Anonymous Launches Cyberattacks Against India
Websites belonging to India’s Supreme Court, the Ministry of Communications and Information Technology, the Department of Telecommunications, and both of the nation’s political parties were targets of an Anonymous-led hacking attack, BBC News and SecurityNewsDaily reported Friday.
The distributed denial of services (DDoS) attacks were in retaliation for an injunction, obtained March 29 by an Indian court, forcing ISPs throughout the country to block video-sharing websites including Dailymotion, isoHunt, The Pirate Bay, Vimeo, and others, Matt Liebowitz of SecurityNews Daily explained.
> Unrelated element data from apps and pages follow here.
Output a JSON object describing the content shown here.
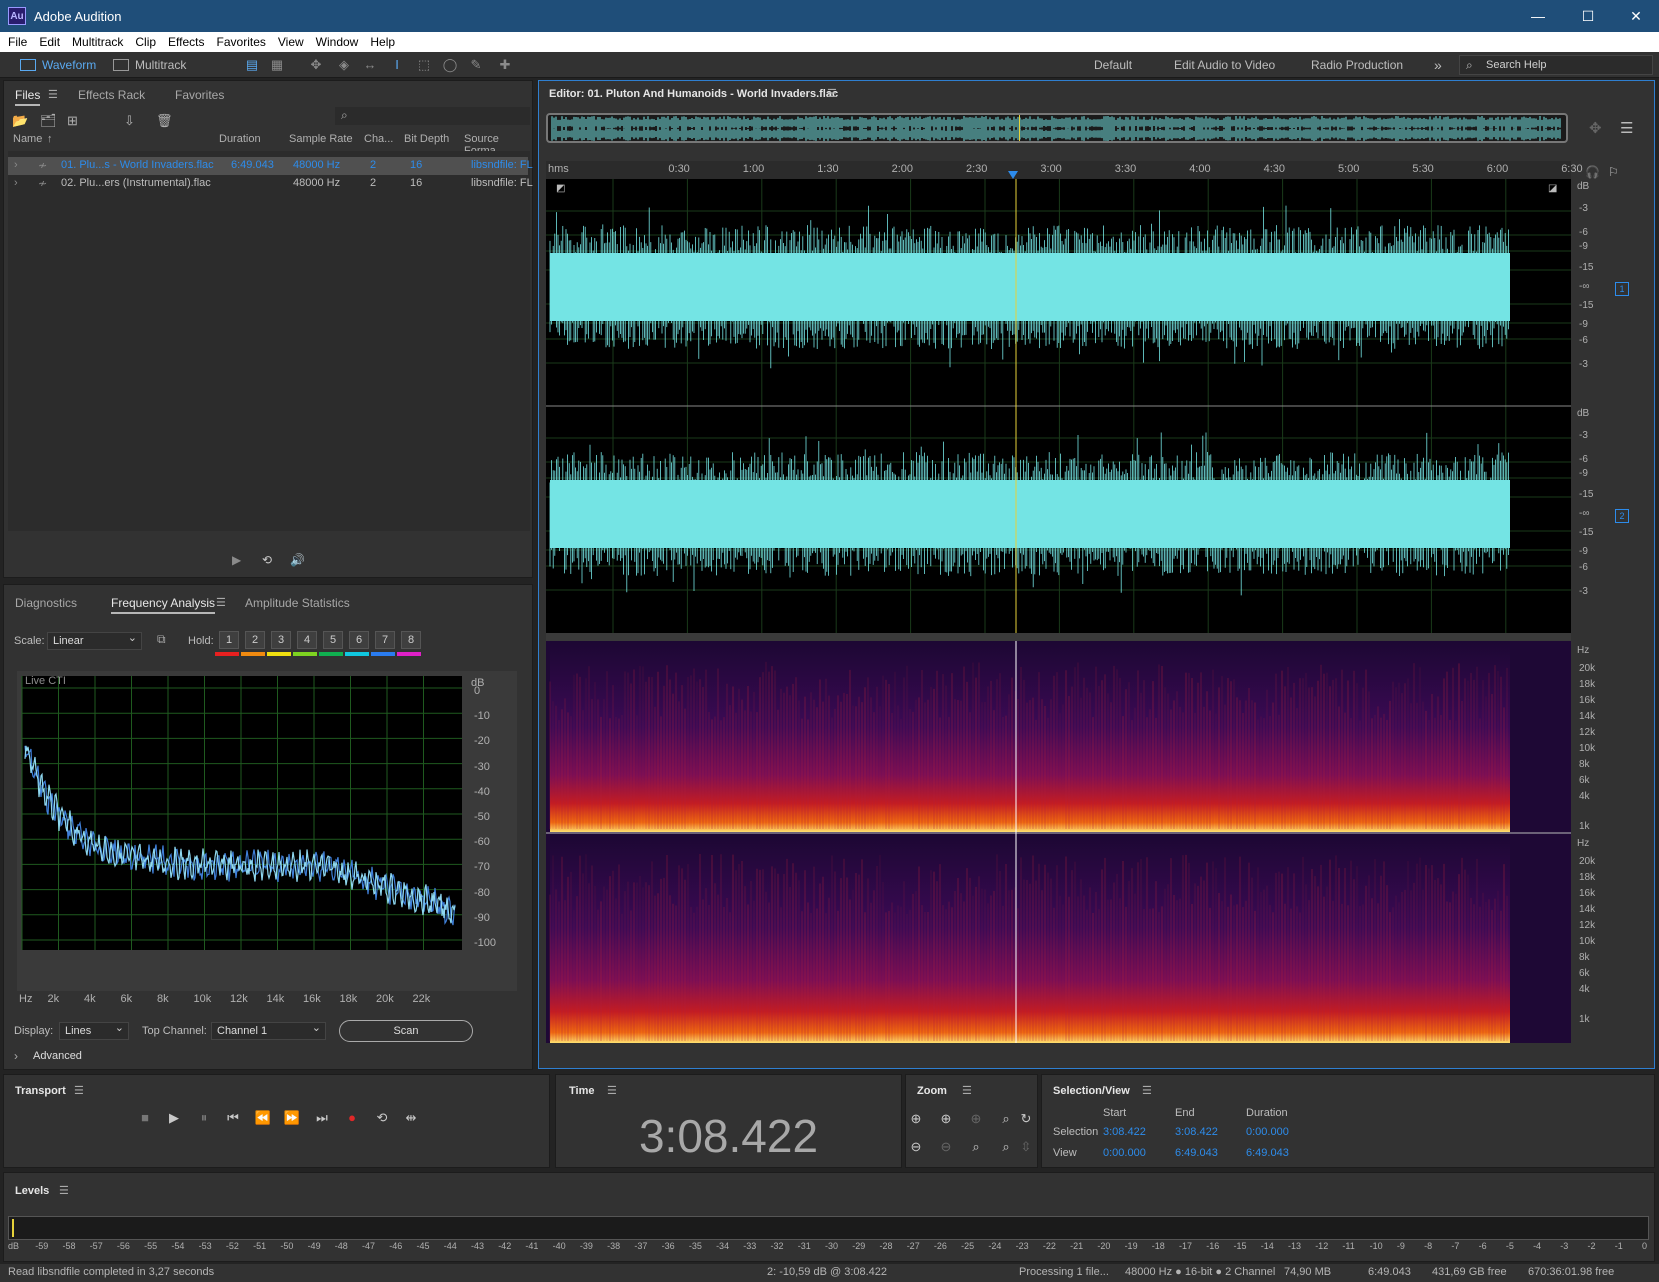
{
  "app": {
    "title": "Adobe Audition",
    "logo_text": "Au"
  },
  "window_controls": {
    "minimize": "—",
    "maximize": "☐",
    "close": "✕"
  },
  "menu": [
    "File",
    "Edit",
    "Multitrack",
    "Clip",
    "Effects",
    "Favorites",
    "View",
    "Window",
    "Help"
  ],
  "toolbar": {
    "waveform": "Waveform",
    "multitrack": "Multitrack",
    "workspaces": [
      "Default",
      "Edit Audio to Video",
      "Radio Production"
    ],
    "more": "»",
    "search_placeholder": "Search Help"
  },
  "files_panel": {
    "tabs": [
      "Files",
      "Effects Rack",
      "Favorites"
    ],
    "columns": [
      "Name",
      "Duration",
      "Sample Rate",
      "Cha...",
      "Bit Depth",
      "Source Forma"
    ],
    "rows": [
      {
        "name": "01. Plu...s - World Invaders.flac",
        "duration": "6:49.043",
        "sample_rate": "48000 Hz",
        "channels": "2",
        "bit_depth": "16",
        "format": "libsndfile: FL"
      },
      {
        "name": "02. Plu...ers (Instrumental).flac",
        "duration": "",
        "sample_rate": "48000 Hz",
        "channels": "2",
        "bit_depth": "16",
        "format": "libsndfile: FL"
      }
    ]
  },
  "analysis_panel": {
    "tabs": [
      "Diagnostics",
      "Frequency Analysis",
      "Amplitude Statistics"
    ],
    "scale_label": "Scale:",
    "scale_value": "Linear",
    "hold_label": "Hold:",
    "holds": [
      "1",
      "2",
      "3",
      "4",
      "5",
      "6",
      "7",
      "8"
    ],
    "hold_colors": [
      "#e82020",
      "#f08a10",
      "#f0e010",
      "#7ed320",
      "#10b050",
      "#10c8e0",
      "#2a7cf0",
      "#e020c8"
    ],
    "live_label": "Live CTI",
    "db_unit": "dB",
    "db_ticks": [
      "0",
      "-10",
      "-20",
      "-30",
      "-40",
      "-50",
      "-60",
      "-70",
      "-80",
      "-90",
      "-100"
    ],
    "hz_ticks": [
      "Hz",
      "2k",
      "4k",
      "6k",
      "8k",
      "10k",
      "12k",
      "14k",
      "16k",
      "18k",
      "20k",
      "22k"
    ],
    "display_label": "Display:",
    "display_value": "Lines",
    "top_channel_label": "Top Channel:",
    "top_channel_value": "Channel 1",
    "scan_label": "Scan",
    "advanced_label": "Advanced"
  },
  "editor": {
    "title": "Editor: 01. Pluton And Humanoids - World Invaders.flac",
    "time_ticks": [
      "hms",
      "0:30",
      "1:00",
      "1:30",
      "2:00",
      "2:30",
      "3:00",
      "3:30",
      "4:00",
      "4:30",
      "5:00",
      "5:30",
      "6:00",
      "6:30"
    ],
    "db_ticks_ch": [
      "dB",
      "-3",
      "-6",
      "-9",
      "-15",
      "-∞",
      "-15",
      "-9",
      "-6",
      "-3"
    ],
    "ch_labels": [
      "1",
      "2"
    ],
    "hz_ticks": [
      "Hz",
      "20k",
      "18k",
      "16k",
      "14k",
      "12k",
      "10k",
      "8k",
      "6k",
      "4k",
      "1k"
    ],
    "wave_color": "#74e4e4",
    "playhead_color": "#e6d23a"
  },
  "transport": {
    "title": "Transport"
  },
  "time_panel": {
    "title": "Time",
    "value": "3:08.422"
  },
  "zoom_panel": {
    "title": "Zoom"
  },
  "selection_panel": {
    "title": "Selection/View",
    "headers": [
      "Start",
      "End",
      "Duration"
    ],
    "selection_label": "Selection",
    "selection": [
      "3:08.422",
      "3:08.422",
      "0:00.000"
    ],
    "view_label": "View",
    "view": [
      "0:00.000",
      "6:49.043",
      "6:49.043"
    ]
  },
  "levels": {
    "title": "Levels",
    "ticks": [
      "dB",
      "-59",
      "-58",
      "-57",
      "-56",
      "-55",
      "-54",
      "-53",
      "-52",
      "-51",
      "-50",
      "-49",
      "-48",
      "-47",
      "-46",
      "-45",
      "-44",
      "-43",
      "-42",
      "-41",
      "-40",
      "-39",
      "-38",
      "-37",
      "-36",
      "-35",
      "-34",
      "-33",
      "-32",
      "-31",
      "-30",
      "-29",
      "-28",
      "-27",
      "-26",
      "-25",
      "-24",
      "-23",
      "-22",
      "-21",
      "-20",
      "-19",
      "-18",
      "-17",
      "-16",
      "-15",
      "-14",
      "-13",
      "-12",
      "-11",
      "-10",
      "-9",
      "-8",
      "-7",
      "-6",
      "-5",
      "-4",
      "-3",
      "-2",
      "-1",
      "0"
    ]
  },
  "status": {
    "left": "Read libsndfile completed in 3,27 seconds",
    "cursor": "2: -10,59 dB @ 3:08.422",
    "processing": "Processing 1 file...",
    "format": "48000 Hz ● 16-bit ● 2 Channel",
    "size": "74,90 MB",
    "duration": "6:49.043",
    "free": "431,69 GB free",
    "free_time": "670:36:01.98 free"
  }
}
The injunction resulted from Copyright Labs’ complaints related to illegal sharing of the Bollywood movies ’3′ and ‘Dhammu,’ the British news organization added. The website of that Chennai-based company was also “down for maintenance” during the attacks, the BBC added.
Liebowitz noted that all of the targeted pages were up and running as of Friday afternoon, but the Copyright Labs website included a “down for maintenance” notice as of 4:36am Eastern Sunday.
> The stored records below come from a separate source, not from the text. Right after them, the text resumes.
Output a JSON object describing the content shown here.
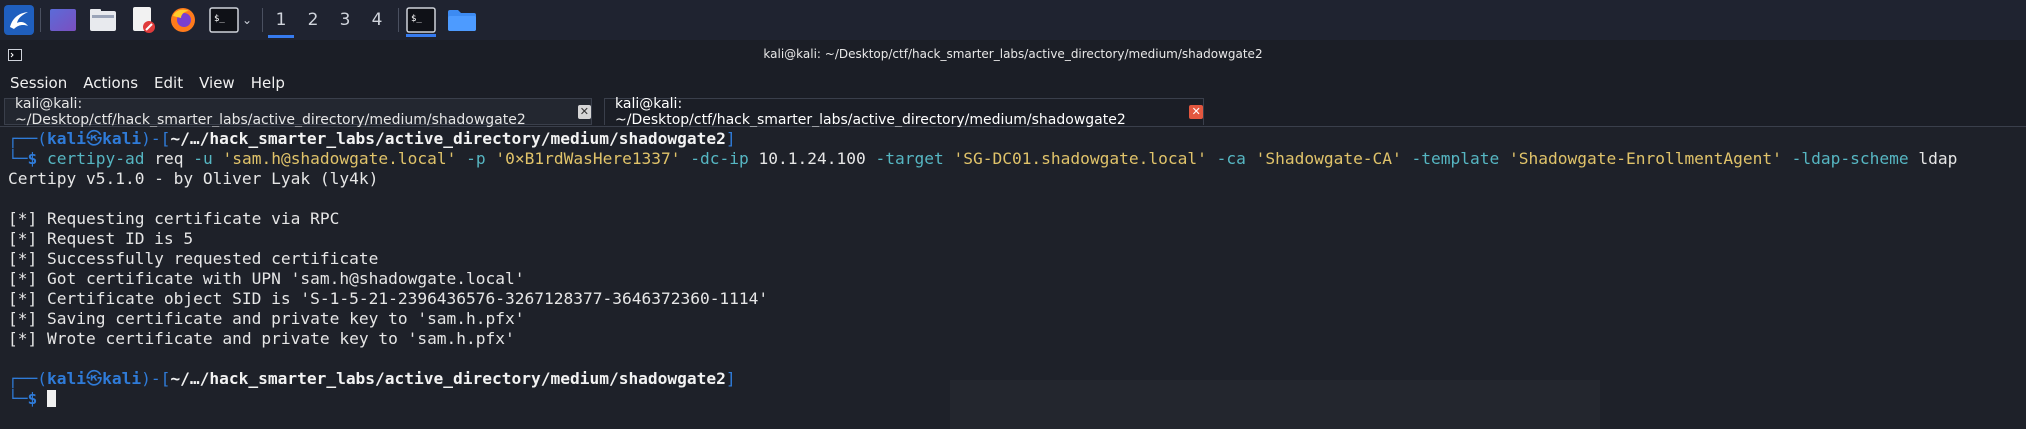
{
  "panel": {
    "workspaces": [
      "1",
      "2",
      "3",
      "4"
    ],
    "active_workspace": "1",
    "colors": {
      "panel_bg": "#1f2330",
      "accent": "#367bf0"
    }
  },
  "window": {
    "title": "kali@kali: ~/Desktop/ctf/hack_smarter_labs/active_directory/medium/shadowgate2"
  },
  "menu": {
    "items": [
      "Session",
      "Actions",
      "Edit",
      "View",
      "Help"
    ]
  },
  "tabs": [
    {
      "label": "kali@kali: ~/Desktop/ctf/hack_smarter_labs/active_directory/medium/shadowgate2",
      "active": false
    },
    {
      "label": "kali@kali: ~/Desktop/ctf/hack_smarter_labs/active_directory/medium/shadowgate2",
      "active": true
    }
  ],
  "terminal": {
    "prompt1": {
      "corner_top": "┌──(",
      "user": "kali",
      "at": "㉿",
      "host": "kali",
      "bracket_mid": ")-[",
      "path": "~/…/hack_smarter_labs/active_directory/medium/shadowgate2",
      "bracket_end": "]",
      "corner_bottom": "└─",
      "dollar": "$"
    },
    "command": {
      "bin": "certipy-ad",
      "sub": "req",
      "f_u": "-u",
      "user": "'sam.h@shadowgate.local'",
      "f_p": "-p",
      "pass": "'0×B1rdWasHere1337'",
      "f_dcip": "-dc-ip",
      "ip": "10.1.24.100",
      "f_target": "-target",
      "target": "'SG-DC01.shadowgate.local'",
      "f_ca": "-ca",
      "ca": "'Shadowgate-CA'",
      "f_template": "-template",
      "template": "'Shadowgate-EnrollmentAgent'",
      "f_ldap": "-ldap-scheme",
      "ldap": "ldap"
    },
    "output": [
      "Certipy v5.1.0 - by Oliver Lyak (ly4k)",
      "",
      "[*] Requesting certificate via RPC",
      "[*] Request ID is 5",
      "[*] Successfully requested certificate",
      "[*] Got certificate with UPN 'sam.h@shadowgate.local'",
      "[*] Certificate object SID is 'S-1-5-21-2396436576-3267128377-3646372360-1114'",
      "[*] Saving certificate and private key to 'sam.h.pfx'",
      "[*] Wrote certificate and private key to 'sam.h.pfx'"
    ],
    "prompt2": {
      "corner_top": "┌──(",
      "user": "kali",
      "at": "㉿",
      "host": "kali",
      "bracket_mid": ")-[",
      "path": "~/…/hack_smarter_labs/active_directory/medium/shadowgate2",
      "bracket_end": "]",
      "corner_bottom": "└─",
      "dollar": "$"
    },
    "colors": {
      "bg": "#1e2129",
      "prompt_blue": "#2f7bd8",
      "string_yellow": "#e0c36a",
      "flag_cyan": "#56b6c2"
    }
  }
}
According to Liebowitz, Anonymous first threatened this action in a YouTube video posted May 9, in which they said that they had been “noticing the actions of Indian government from past many years“¦ We have come to a conclusion that the Indian government has failed. It is time that we all rise and stand against the corrupt government.” In a digitized voice, the video’s narrator said that Anonymous “cannot let this happen “¦ We must fight against censorship” and dubbing the campaign “OpIndia.”
In a Thursday article, PCMag‘s Chloe Albanesius wrote that the hacking collective was promising to continue attacking the targeted websites, writing on Twitter that they were not sure how long that they could keep sites down, but that they were “firing at them” and that the Internet sites receiving the DDoS attacks would “face lags.”
As previously reported here at RedOrbit, The Pirate Bay itself was recently the victim of a cyberattack. The DDoS attacks against the torrent site lasted at least 24 hours before the site was knocked out of commission.
On Wednesday a hacker named ‘Nyre’ claimed responsibility for the electronic assault, Liebowitz said. Nyre said that he is not affiliated with Anonymous and is, in fact, opposed to the group, calling himself “a one-man army” and stating that Pirate Bay was targeted because it “was a press-release website for Anonymous.”